The Lone Pine Memorial is dedicated to the servicemen of the former British Empire who died fighting in Gallipoli. It sits on the same hilltop the troops fought for during the battle of Lone Pine and takes it’s name from the single tree that grew on the battlefield. The memorial stands above the original trenches and commemorates the lives of 3,268 Australian soldiers who lay in unmarked graves, as well as the 960 Australian men who were buried at sea.
Chunuk Bair Memorial is on the western side of the peninsula overlooking ANZAC Cove on one of the peaks of the Sari Bair Ridge. It was officially opened on 12 May 1925 by General Sir Alexander Godley, a commander of the ANZAC who was briefly present at the Battle of Gallipoli. The monument is in remembrance of the 849 soldiers who died during the Dardanelles Campaign, many of whom have no official grave. The site of Chunuk Bair is where a battle took place from 6 to 10 August 1915 and inscribed on the stone is ‘In Honour of the Soldiers of the New Zealand Expeditionary Force 8th August 1915. From the Uttermost Ends of the Earth’.
MONUMENT TO THE TURKISH 57TH REGIMENT
The monument on the slopes of Baby 700 Hill represents the troops of the 57th regiment of the Turkish army. Constructed in 1992, this monument marks the spot where the most brutal conflict took place—a pinnacle location that would have meant success for the ANZAC forces had they managed to capture the base. The 57th regiment repeatedly held off attacks and their loss of troops was colossal. Below the monument is a commemorative garden and a statue of Turkey’s oldest Gallipoli veteran.
ANZAC DAY SCHEDULE
The official Anzac Day service begins at the Lone Pine Monument at 5.30 am, when there is a formal speech by war veterans or officials. Wreaths are presented, hymns are sung and speeches are made before both the Australian and New Zealand National Anthems are sung and the Last Post is sounded. Finally, a minute of silence is held. Before the Anzac Dawn Service, a smaller ceremony is held in the dark, lit only by candlelight. Representatives from the armed forces read aloud excerpts from journals and letters written at the time of the battle, and photos of war veterans and documentaries are displayed on a screen.
Later in the morning, a 10:00 am service is held at Lone Pine specifically dedicated to the Australian forces. Then, around midday, a service for the fallen New Zealand troops is held at the Chunuk Bair Monument.
HOW TO ATTEND
Getting to and from the ceremony can be difficult as hotels and guesthouses in neighbouring towns are quickly booked out.

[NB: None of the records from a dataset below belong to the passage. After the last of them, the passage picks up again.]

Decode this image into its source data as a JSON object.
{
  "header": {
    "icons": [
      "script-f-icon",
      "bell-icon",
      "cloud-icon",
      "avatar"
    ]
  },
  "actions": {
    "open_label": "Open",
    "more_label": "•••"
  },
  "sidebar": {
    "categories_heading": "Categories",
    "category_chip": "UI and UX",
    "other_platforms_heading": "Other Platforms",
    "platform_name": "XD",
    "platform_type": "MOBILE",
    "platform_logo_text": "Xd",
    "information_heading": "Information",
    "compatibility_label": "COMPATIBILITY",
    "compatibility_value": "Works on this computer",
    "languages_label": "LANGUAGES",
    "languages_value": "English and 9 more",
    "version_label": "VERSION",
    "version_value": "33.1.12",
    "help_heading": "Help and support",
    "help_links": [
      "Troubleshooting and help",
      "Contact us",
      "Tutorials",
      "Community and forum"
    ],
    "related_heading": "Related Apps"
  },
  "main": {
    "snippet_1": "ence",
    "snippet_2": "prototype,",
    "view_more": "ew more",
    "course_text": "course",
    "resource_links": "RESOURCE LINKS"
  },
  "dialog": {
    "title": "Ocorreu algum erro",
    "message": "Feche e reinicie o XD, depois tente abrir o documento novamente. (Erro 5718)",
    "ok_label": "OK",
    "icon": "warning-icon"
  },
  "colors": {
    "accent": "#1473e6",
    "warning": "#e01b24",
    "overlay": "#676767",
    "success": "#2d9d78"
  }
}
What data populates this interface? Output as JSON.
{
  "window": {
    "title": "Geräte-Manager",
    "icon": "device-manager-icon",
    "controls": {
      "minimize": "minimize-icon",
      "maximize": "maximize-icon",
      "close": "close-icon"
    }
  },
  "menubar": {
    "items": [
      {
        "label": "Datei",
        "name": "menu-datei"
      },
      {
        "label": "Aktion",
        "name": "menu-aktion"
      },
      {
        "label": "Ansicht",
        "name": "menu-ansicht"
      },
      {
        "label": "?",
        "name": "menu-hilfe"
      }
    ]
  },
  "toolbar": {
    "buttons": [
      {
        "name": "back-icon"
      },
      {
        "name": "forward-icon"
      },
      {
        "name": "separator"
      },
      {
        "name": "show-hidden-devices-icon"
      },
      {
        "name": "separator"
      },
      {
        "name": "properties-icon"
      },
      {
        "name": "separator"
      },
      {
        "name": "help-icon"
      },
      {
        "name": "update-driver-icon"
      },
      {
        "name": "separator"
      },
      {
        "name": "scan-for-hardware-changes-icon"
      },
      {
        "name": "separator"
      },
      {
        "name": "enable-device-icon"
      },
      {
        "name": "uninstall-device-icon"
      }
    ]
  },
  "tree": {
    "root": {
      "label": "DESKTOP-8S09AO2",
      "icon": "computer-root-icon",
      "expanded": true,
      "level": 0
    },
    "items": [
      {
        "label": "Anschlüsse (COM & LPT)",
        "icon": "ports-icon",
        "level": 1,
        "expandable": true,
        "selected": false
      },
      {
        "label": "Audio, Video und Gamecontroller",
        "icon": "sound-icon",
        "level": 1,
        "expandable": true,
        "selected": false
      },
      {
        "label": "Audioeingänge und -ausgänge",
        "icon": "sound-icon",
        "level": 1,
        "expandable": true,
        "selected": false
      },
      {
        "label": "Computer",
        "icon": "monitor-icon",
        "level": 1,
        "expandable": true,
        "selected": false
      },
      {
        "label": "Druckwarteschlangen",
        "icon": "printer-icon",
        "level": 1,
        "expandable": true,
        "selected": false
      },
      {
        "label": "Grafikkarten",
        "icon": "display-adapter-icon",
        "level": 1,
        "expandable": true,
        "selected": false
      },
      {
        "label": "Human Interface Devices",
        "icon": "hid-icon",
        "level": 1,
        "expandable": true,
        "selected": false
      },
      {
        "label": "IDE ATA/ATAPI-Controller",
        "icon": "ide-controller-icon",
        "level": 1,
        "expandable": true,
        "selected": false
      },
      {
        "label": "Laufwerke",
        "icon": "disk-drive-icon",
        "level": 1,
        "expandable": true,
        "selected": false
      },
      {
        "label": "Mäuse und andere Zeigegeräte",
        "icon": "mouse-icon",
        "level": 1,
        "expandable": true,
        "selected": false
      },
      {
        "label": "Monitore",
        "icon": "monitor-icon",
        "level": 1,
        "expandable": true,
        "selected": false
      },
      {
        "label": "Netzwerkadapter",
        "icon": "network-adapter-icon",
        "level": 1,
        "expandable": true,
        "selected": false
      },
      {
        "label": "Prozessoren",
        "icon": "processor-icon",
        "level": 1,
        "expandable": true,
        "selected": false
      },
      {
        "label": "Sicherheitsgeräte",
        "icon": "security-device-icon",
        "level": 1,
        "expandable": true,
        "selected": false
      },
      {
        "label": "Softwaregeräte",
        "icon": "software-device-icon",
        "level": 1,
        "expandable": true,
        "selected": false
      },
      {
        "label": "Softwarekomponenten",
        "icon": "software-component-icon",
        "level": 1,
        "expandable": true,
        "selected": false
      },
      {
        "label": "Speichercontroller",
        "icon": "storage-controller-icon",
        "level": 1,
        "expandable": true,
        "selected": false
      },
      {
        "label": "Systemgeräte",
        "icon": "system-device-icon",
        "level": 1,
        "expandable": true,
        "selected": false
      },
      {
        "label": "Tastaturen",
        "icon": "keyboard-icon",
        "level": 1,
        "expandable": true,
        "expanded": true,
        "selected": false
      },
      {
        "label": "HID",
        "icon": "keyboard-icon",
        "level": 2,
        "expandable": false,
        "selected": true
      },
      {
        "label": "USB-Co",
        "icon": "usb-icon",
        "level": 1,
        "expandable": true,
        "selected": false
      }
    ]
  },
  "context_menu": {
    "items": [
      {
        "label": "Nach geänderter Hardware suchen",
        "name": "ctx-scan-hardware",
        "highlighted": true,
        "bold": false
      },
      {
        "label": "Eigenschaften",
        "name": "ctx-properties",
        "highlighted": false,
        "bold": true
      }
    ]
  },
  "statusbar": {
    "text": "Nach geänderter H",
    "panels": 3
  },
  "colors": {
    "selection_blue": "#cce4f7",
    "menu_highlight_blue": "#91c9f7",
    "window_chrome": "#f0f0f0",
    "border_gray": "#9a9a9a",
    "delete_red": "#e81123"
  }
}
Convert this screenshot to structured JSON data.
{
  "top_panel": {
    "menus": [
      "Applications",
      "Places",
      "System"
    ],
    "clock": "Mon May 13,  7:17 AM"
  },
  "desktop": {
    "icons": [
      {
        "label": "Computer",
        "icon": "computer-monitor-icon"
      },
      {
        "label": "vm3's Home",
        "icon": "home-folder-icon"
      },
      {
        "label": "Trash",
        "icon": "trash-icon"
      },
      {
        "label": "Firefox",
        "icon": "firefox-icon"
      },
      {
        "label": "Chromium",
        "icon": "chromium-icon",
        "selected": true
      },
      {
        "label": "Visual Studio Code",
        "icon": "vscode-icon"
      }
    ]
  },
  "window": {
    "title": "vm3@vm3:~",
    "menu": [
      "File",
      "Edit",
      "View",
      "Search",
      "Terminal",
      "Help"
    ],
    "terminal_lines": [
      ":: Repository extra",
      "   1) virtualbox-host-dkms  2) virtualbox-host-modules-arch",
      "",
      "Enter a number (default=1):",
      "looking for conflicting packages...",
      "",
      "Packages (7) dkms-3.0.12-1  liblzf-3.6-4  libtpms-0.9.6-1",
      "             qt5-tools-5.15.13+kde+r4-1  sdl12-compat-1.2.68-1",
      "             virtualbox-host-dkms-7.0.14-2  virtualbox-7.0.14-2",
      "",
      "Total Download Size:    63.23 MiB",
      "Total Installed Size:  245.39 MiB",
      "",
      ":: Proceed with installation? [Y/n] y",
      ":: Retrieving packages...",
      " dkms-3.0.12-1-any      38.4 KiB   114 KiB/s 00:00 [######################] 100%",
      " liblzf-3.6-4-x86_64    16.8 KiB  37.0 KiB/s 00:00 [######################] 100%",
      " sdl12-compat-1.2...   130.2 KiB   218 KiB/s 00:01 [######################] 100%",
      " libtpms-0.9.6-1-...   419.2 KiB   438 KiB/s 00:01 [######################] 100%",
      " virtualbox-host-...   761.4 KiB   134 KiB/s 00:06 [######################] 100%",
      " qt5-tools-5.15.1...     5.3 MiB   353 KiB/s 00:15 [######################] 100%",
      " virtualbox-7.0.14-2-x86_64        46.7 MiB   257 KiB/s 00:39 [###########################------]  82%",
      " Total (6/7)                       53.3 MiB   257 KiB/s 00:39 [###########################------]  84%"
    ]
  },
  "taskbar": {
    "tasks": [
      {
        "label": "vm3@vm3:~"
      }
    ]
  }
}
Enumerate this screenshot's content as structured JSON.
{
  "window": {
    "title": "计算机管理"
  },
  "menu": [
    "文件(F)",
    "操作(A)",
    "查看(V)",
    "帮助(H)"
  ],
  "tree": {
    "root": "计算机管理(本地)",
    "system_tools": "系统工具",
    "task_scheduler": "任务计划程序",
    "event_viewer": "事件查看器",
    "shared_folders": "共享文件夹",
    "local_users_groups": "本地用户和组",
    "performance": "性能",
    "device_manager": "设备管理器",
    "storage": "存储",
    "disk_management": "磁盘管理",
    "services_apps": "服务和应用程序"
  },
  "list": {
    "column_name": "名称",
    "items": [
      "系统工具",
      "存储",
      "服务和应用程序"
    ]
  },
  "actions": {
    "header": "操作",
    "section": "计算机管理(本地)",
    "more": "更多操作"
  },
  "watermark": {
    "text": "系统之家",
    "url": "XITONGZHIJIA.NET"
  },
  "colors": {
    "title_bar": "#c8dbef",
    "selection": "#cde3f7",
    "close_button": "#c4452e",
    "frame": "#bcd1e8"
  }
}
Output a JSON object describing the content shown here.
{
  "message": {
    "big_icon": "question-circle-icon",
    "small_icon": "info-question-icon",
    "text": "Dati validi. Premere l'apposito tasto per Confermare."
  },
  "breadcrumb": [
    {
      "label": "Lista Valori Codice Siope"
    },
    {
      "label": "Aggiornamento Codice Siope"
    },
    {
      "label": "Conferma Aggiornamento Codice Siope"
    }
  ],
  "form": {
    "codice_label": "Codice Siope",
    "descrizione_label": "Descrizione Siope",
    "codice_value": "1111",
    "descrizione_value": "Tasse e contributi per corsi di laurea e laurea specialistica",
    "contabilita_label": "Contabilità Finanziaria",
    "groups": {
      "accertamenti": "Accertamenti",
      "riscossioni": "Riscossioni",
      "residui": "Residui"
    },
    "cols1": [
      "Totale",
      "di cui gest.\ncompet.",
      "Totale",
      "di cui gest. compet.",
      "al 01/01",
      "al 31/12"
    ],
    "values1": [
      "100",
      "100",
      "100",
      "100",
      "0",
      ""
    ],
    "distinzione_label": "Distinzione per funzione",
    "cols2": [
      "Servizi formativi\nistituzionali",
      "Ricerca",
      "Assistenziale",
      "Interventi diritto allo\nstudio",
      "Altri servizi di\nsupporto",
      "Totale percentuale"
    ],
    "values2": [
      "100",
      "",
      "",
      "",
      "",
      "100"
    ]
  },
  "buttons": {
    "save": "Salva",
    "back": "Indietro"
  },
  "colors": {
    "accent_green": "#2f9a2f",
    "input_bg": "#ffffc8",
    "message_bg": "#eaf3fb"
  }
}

Also, some roads are closed to make way for processions and the Veterans March, and parking is limited. However, free buses are provided and travel agencies can organise private transport to and from the Gallipoli Peninsula and to the ANZAC Day ceremonies.